Required action
In this exercise, write out the data word for word and leave every image out.

Task input

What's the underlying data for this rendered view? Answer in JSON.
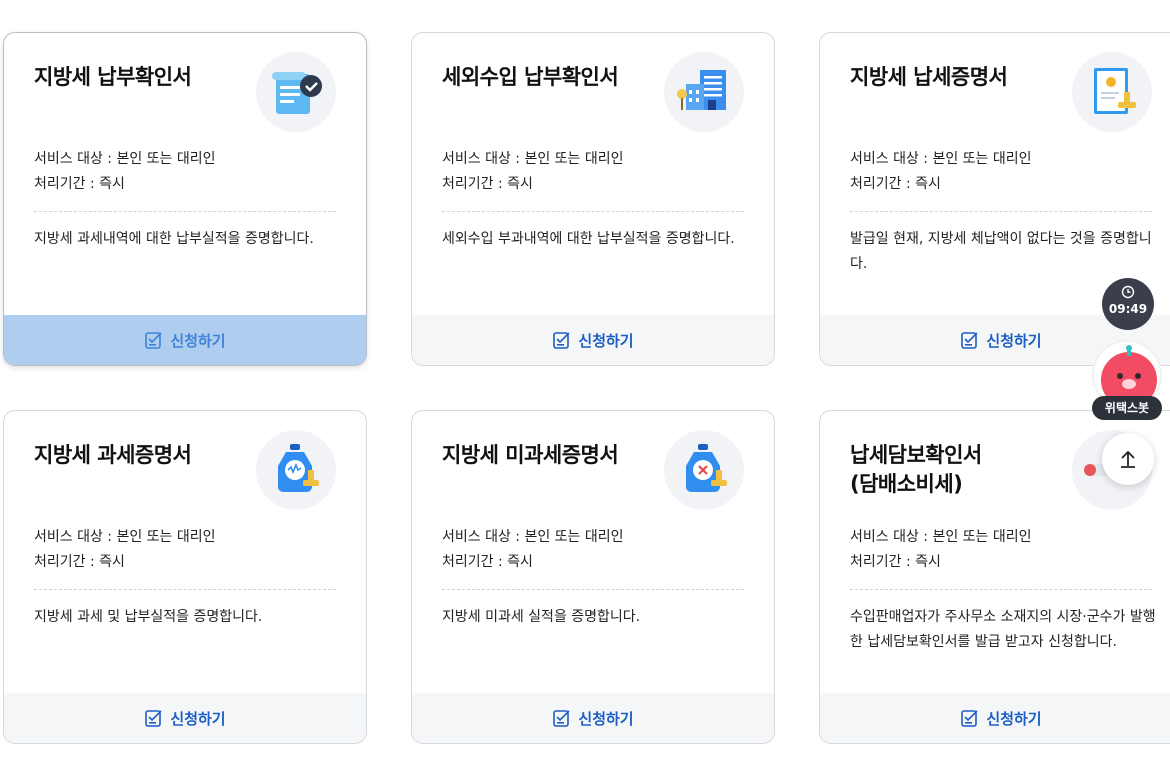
{
  "cards": [
    {
      "title": "지방세 납부확인서",
      "icon": "scroll-check-icon",
      "target": "서비스 대상 : 본인 또는 대리인",
      "period": "처리기간 : 즉시",
      "description": "지방세 과세내역에 대한 납부실적을 증명합니다.",
      "apply_label": "신청하기"
    },
    {
      "title": "세외수입 납부확인서",
      "icon": "building-document-icon",
      "target": "서비스 대상 : 본인 또는 대리인",
      "period": "처리기간 : 즉시",
      "description": "세외수입 부과내역에 대한 납부실적을 증명합니다.",
      "apply_label": "신청하기"
    },
    {
      "title": "지방세 납세증명서",
      "icon": "certificate-icon",
      "target": "서비스 대상 : 본인 또는 대리인",
      "period": "처리기간 : 즉시",
      "description": "발급일 현재, 지방세 체납액이 없다는 것을 증명합니다.",
      "apply_label": "신청하기"
    },
    {
      "title": "지방세 과세증명서",
      "icon": "money-bag-stamp-icon",
      "target": "서비스 대상 : 본인 또는 대리인",
      "period": "처리기간 : 즉시",
      "description": "지방세 과세 및 납부실적을 증명합니다.",
      "apply_label": "신청하기"
    },
    {
      "title": "지방세 미과세증명서",
      "icon": "money-bag-x-icon",
      "target": "서비스 대상 : 본인 또는 대리인",
      "period": "처리기간 : 즉시",
      "description": "지방세 미과세 실적을 증명합니다.",
      "apply_label": "신청하기"
    },
    {
      "title": "납세담보확인서\n(담배소비세)",
      "icon": "cigarette-icon",
      "target": "서비스 대상 : 본인 또는 대리인",
      "period": "처리기간 : 즉시",
      "description": "수입판매업자가 주사무소 소재지의 시장·군수가 발행한 납세담보확인서를 발급 받고자 신청합니다.",
      "apply_label": "신청하기"
    }
  ],
  "widgets": {
    "timer_value": "09:49",
    "bot_label": "위택스봇",
    "timer_icon": "clock-icon",
    "top_icon": "arrow-up-icon"
  },
  "colors": {
    "accent": "#1d5fc4",
    "hover_bar": "#aecdef",
    "bar": "#f5f6f8"
  }
}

Your response
What's the underlying data for this rendered view? Answer in JSON.
{
  "cards": [
    {
      "title": "지방세 납부확인서",
      "icon": "scroll-check-icon",
      "target": "서비스 대상 : 본인 또는 대리인",
      "period": "처리기간 : 즉시",
      "description": "지방세 과세내역에 대한 납부실적을 증명합니다.",
      "apply_label": "신청하기"
    },
    {
      "title": "세외수입 납부확인서",
      "icon": "building-document-icon",
      "target": "서비스 대상 : 본인 또는 대리인",
      "period": "처리기간 : 즉시",
      "description": "세외수입 부과내역에 대한 납부실적을 증명합니다.",
      "apply_label": "신청하기"
    },
    {
      "title": "지방세 납세증명서",
      "icon": "certificate-icon",
      "target": "서비스 대상 : 본인 또는 대리인",
      "period": "처리기간 : 즉시",
      "description": "발급일 현재, 지방세 체납액이 없다는 것을 증명합니다.",
      "apply_label": "신청하기"
    },
    {
      "title": "지방세 과세증명서",
      "icon": "money-bag-stamp-icon",
      "target": "서비스 대상 : 본인 또는 대리인",
      "period": "처리기간 : 즉시",
      "description": "지방세 과세 및 납부실적을 증명합니다.",
      "apply_label": "신청하기"
    },
    {
      "title": "지방세 미과세증명서",
      "icon": "money-bag-x-icon",
      "target": "서비스 대상 : 본인 또는 대리인",
      "period": "처리기간 : 즉시",
      "description": "지방세 미과세 실적을 증명합니다.",
      "apply_label": "신청하기"
    },
    {
      "title": "납세담보확인서\n(담배소비세)",
      "icon": "cigarette-icon",
      "target": "서비스 대상 : 본인 또는 대리인",
      "period": "처리기간 : 즉시",
      "description": "수입판매업자가 주사무소 소재지의 시장·군수가 발행한 납세담보확인서를 발급 받고자 신청합니다.",
      "apply_label": "신청하기"
    }
  ],
  "widgets": {
    "timer_value": "09:49",
    "bot_label": "위택스봇",
    "timer_icon": "clock-icon",
    "top_icon": "arrow-up-icon"
  },
  "colors": {
    "accent": "#1d5fc4",
    "hover_bar": "#aecdef",
    "bar": "#f5f6f8"
  }
}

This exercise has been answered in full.